- TO DO:
Every entry below must appear again, exactly as written.

App and web page records:
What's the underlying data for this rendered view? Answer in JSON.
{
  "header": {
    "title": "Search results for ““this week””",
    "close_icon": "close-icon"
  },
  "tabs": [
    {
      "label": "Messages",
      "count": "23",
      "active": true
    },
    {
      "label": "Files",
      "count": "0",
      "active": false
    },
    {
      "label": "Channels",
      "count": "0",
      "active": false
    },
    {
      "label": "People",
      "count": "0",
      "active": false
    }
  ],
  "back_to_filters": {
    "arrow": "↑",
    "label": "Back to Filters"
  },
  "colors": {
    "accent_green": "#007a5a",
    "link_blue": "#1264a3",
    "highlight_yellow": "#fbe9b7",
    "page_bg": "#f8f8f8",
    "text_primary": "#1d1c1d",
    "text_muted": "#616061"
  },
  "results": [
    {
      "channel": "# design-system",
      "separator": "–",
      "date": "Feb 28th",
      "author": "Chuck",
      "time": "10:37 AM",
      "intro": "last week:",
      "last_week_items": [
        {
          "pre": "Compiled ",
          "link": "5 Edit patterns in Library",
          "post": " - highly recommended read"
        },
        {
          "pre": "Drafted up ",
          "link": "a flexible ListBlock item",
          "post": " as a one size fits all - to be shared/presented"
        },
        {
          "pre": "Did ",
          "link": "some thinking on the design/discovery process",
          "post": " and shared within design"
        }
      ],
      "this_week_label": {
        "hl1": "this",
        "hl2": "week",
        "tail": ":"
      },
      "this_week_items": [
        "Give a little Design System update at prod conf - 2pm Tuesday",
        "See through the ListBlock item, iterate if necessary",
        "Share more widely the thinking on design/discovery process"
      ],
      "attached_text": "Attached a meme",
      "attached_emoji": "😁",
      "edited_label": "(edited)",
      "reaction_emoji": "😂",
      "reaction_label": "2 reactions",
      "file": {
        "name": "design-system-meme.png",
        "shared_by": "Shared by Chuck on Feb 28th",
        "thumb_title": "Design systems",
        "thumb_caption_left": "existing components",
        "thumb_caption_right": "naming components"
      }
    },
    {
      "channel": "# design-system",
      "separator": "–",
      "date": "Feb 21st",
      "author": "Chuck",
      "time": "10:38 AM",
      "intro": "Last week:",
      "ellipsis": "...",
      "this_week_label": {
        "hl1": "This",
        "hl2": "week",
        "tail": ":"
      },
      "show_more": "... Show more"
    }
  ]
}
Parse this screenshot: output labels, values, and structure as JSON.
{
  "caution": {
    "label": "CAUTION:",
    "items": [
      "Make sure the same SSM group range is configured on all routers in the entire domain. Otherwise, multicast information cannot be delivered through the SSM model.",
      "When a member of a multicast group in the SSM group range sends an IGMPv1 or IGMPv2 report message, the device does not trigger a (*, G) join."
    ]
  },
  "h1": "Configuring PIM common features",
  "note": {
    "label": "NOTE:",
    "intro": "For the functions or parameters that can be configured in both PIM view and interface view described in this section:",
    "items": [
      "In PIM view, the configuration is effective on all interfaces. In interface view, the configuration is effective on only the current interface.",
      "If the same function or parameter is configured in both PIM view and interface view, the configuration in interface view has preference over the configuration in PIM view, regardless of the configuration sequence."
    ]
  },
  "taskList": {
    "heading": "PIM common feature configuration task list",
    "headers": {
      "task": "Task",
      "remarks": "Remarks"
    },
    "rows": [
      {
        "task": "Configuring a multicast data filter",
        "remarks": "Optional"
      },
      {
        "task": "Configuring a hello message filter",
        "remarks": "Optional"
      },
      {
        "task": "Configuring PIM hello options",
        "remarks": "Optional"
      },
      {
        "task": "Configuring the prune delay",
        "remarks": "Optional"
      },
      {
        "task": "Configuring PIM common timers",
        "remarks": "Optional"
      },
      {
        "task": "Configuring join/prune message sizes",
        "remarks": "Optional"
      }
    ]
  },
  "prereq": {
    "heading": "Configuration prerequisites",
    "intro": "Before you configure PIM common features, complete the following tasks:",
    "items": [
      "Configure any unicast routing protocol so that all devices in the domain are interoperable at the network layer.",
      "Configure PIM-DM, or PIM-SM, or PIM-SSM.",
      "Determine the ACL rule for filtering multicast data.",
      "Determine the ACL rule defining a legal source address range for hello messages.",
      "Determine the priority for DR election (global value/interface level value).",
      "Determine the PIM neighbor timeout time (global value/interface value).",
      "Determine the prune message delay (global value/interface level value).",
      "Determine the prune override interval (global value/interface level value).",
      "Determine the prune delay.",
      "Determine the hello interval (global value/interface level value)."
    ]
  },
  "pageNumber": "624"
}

- RESULT OF THIS TASK:
What's the underlying data for this rendered view? Answer in JSON.
{
  "header": {
    "title": "Search results for ““this week””",
    "close_icon": "close-icon"
  },
  "tabs": [
    {
      "label": "Messages",
      "count": "23",
      "active": true
    },
    {
      "label": "Files",
      "count": "0",
      "active": false
    },
    {
      "label": "Channels",
      "count": "0",
      "active": false
    },
    {
      "label": "People",
      "count": "0",
      "active": false
    }
  ],
  "back_to_filters": {
    "arrow": "↑",
    "label": "Back to Filters"
  },
  "colors": {
    "accent_green": "#007a5a",
    "link_blue": "#1264a3",
    "highlight_yellow": "#fbe9b7",
    "page_bg": "#f8f8f8",
    "text_primary": "#1d1c1d",
    "text_muted": "#616061"
  },
  "results": [
    {
      "channel": "# design-system",
      "separator": "–",
      "date": "Feb 28th",
      "author": "Chuck",
      "time": "10:37 AM",
      "intro": "last week:",
      "last_week_items": [
        {
          "pre": "Compiled ",
          "link": "5 Edit patterns in Library",
          "post": " - highly recommended read"
        },
        {
          "pre": "Drafted up ",
          "link": "a flexible ListBlock item",
          "post": " as a one size fits all - to be shared/presented"
        },
        {
          "pre": "Did ",
          "link": "some thinking on the design/discovery process",
          "post": " and shared within design"
        }
      ],
      "this_week_label": {
        "hl1": "this",
        "hl2": "week",
        "tail": ":"
      },
      "this_week_items": [
        "Give a little Design System update at prod conf - 2pm Tuesday",
        "See through the ListBlock item, iterate if necessary",
        "Share more widely the thinking on design/discovery process"
      ],
      "attached_text": "Attached a meme",
      "attached_emoji": "😁",
      "edited_label": "(edited)",
      "reaction_emoji": "😂",
      "reaction_label": "2 reactions",
      "file": {
        "name": "design-system-meme.png",
        "shared_by": "Shared by Chuck on Feb 28th",
        "thumb_title": "Design systems",
        "thumb_caption_left": "existing components",
        "thumb_caption_right": "naming components"
      }
    },
    {
      "channel": "# design-system",
      "separator": "–",
      "date": "Feb 21st",
      "author": "Chuck",
      "time": "10:38 AM",
      "intro": "Last week:",
      "ellipsis": "...",
      "this_week_label": {
        "hl1": "This",
        "hl2": "week",
        "tail": ":"
      },
      "show_more": "... Show more"
    }
  ]
}
Parse this screenshot: output labels, values, and structure as JSON.
{
  "caution": {
    "label": "CAUTION:",
    "items": [
      "Make sure the same SSM group range is configured on all routers in the entire domain. Otherwise, multicast information cannot be delivered through the SSM model.",
      "When a member of a multicast group in the SSM group range sends an IGMPv1 or IGMPv2 report message, the device does not trigger a (*, G) join."
    ]
  },
  "h1": "Configuring PIM common features",
  "note": {
    "label": "NOTE:",
    "intro": "For the functions or parameters that can be configured in both PIM view and interface view described in this section:",
    "items": [
      "In PIM view, the configuration is effective on all interfaces. In interface view, the configuration is effective on only the current interface.",
      "If the same function or parameter is configured in both PIM view and interface view, the configuration in interface view has preference over the configuration in PIM view, regardless of the configuration sequence."
    ]
  },
  "taskList": {
    "heading": "PIM common feature configuration task list",
    "headers": {
      "task": "Task",
      "remarks": "Remarks"
    },
    "rows": [
      {
        "task": "Configuring a multicast data filter",
        "remarks": "Optional"
      },
      {
        "task": "Configuring a hello message filter",
        "remarks": "Optional"
      },
      {
        "task": "Configuring PIM hello options",
        "remarks": "Optional"
      },
      {
        "task": "Configuring the prune delay",
        "remarks": "Optional"
      },
      {
        "task": "Configuring PIM common timers",
        "remarks": "Optional"
      },
      {
        "task": "Configuring join/prune message sizes",
        "remarks": "Optional"
      }
    ]
  },
  "prereq": {
    "heading": "Configuration prerequisites",
    "intro": "Before you configure PIM common features, complete the following tasks:",
    "items": [
      "Configure any unicast routing protocol so that all devices in the domain are interoperable at the network layer.",
      "Configure PIM-DM, or PIM-SM, or PIM-SSM.",
      "Determine the ACL rule for filtering multicast data.",
      "Determine the ACL rule defining a legal source address range for hello messages.",
      "Determine the priority for DR election (global value/interface level value).",
      "Determine the PIM neighbor timeout time (global value/interface value).",
      "Determine the prune message delay (global value/interface level value).",
      "Determine the prune override interval (global value/interface level value).",
      "Determine the prune delay.",
      "Determine the hello interval (global value/interface level value)."
    ]
  },
  "pageNumber": "624"
}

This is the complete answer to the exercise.